- RAIM: giving an indication about the consistency of pseudoranges using redundant measurements;
- Consistency with other positioning sources (e.g. Wi-Fi);
- Other plausibility checks, such as the possibility to reach one position from a previous one in a certain amount of time.
The tests performed with a signal repeater in a controlled environment show that the clock bias algorithm detects the beginning and the end of attacks even when the average delay introduced by meaconing stations is just 80 nanoseconds. A scientific paper describing the algorithm was presented at the ENC 2012 in Gdansk, Poland.
- Scientific papers:
- Daniel Marnach (itrust), Sjouke Mauw (UL), Miguel Martins (itrust), Carlo Harpes (itrust), Detecting meaconing attacks by analysing the clock bias of GNSS receivers, European Navigation Conference, 25-27 April 2012, Gdansk, Poland.
- Carlo Harpes (itrust); Miguel Martins (itrust); Xihui Chen (UL); Gabriele Lenzini (UL), Sjouke Mauw (UL), Jun Pang (UL), “Implementation and Validation of a Localisation Assurance Service Provider”, NAVITEC 2012 & European Workshop on GNSS Signals and Signal Processing, 5-7 December 2012, ESTEC, Noordwijk, The Netherlands
- Other relevant events in which itrust has participated:
- Workshop on Location-based Services & Privacy Assurance, 4th February 2011, Luxembourg.
- United Nations Office for Outer Space Affairs (UNOOSA), International Committee on GNSS (ICG) Work Group B (WG-B) Application Subgroup Meeting, 12th-13th March 2012, Munich, Germany.
Munich Satellite Navigation Summit 2012, 13th-15th March 2012, Germany.
- State Visit of Grand Ducal family of Luxembourg to the Federal Republic of Germany, 23rd-25th April 2012. itrust consulting was part of the economic delegation who visited Berlin and the Hannover Messe in Hanover.
- DG-TRAC internal security workshop meeting, 21st May 2012, Luxembourg. This project is an ESA ARTES 20 IAP feasibility study lead by HITEC Luxembourg for Tracking and Tracing of Dangerous Goods in the Medical Sector. itrust presented its experience in designing security for LASP. In particular, the Protection Profile of LASP has been presented in detail.

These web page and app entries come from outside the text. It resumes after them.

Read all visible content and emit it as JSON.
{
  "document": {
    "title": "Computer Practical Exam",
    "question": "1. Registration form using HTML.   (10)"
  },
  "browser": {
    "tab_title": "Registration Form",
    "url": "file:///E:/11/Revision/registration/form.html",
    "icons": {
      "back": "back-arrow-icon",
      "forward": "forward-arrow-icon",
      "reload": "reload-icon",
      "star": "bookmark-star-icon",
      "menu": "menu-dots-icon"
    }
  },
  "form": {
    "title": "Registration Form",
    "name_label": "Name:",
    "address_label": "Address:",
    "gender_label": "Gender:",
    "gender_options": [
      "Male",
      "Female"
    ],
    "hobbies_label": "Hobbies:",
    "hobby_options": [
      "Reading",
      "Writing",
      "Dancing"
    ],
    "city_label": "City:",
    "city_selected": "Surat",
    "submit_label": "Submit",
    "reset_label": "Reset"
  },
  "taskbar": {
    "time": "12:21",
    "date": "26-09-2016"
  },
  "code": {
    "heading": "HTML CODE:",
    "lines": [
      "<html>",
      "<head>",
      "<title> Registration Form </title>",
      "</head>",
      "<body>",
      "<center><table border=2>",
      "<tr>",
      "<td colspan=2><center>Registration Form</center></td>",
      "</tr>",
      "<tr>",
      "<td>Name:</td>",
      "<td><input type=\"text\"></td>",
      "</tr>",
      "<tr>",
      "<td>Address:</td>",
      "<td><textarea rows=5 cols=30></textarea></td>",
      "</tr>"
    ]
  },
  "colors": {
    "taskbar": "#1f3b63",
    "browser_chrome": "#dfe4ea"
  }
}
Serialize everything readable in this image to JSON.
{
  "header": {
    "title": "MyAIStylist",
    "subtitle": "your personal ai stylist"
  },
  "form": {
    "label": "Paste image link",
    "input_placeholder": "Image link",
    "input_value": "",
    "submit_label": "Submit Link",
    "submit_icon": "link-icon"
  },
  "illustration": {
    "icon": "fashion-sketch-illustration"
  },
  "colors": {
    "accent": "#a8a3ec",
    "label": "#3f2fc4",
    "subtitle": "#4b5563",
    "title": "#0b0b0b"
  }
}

itrust is currently looking for partners or stakeholders interested in a solution for secure and accurate localisation in order to test and adapt the prototype to end-user needs.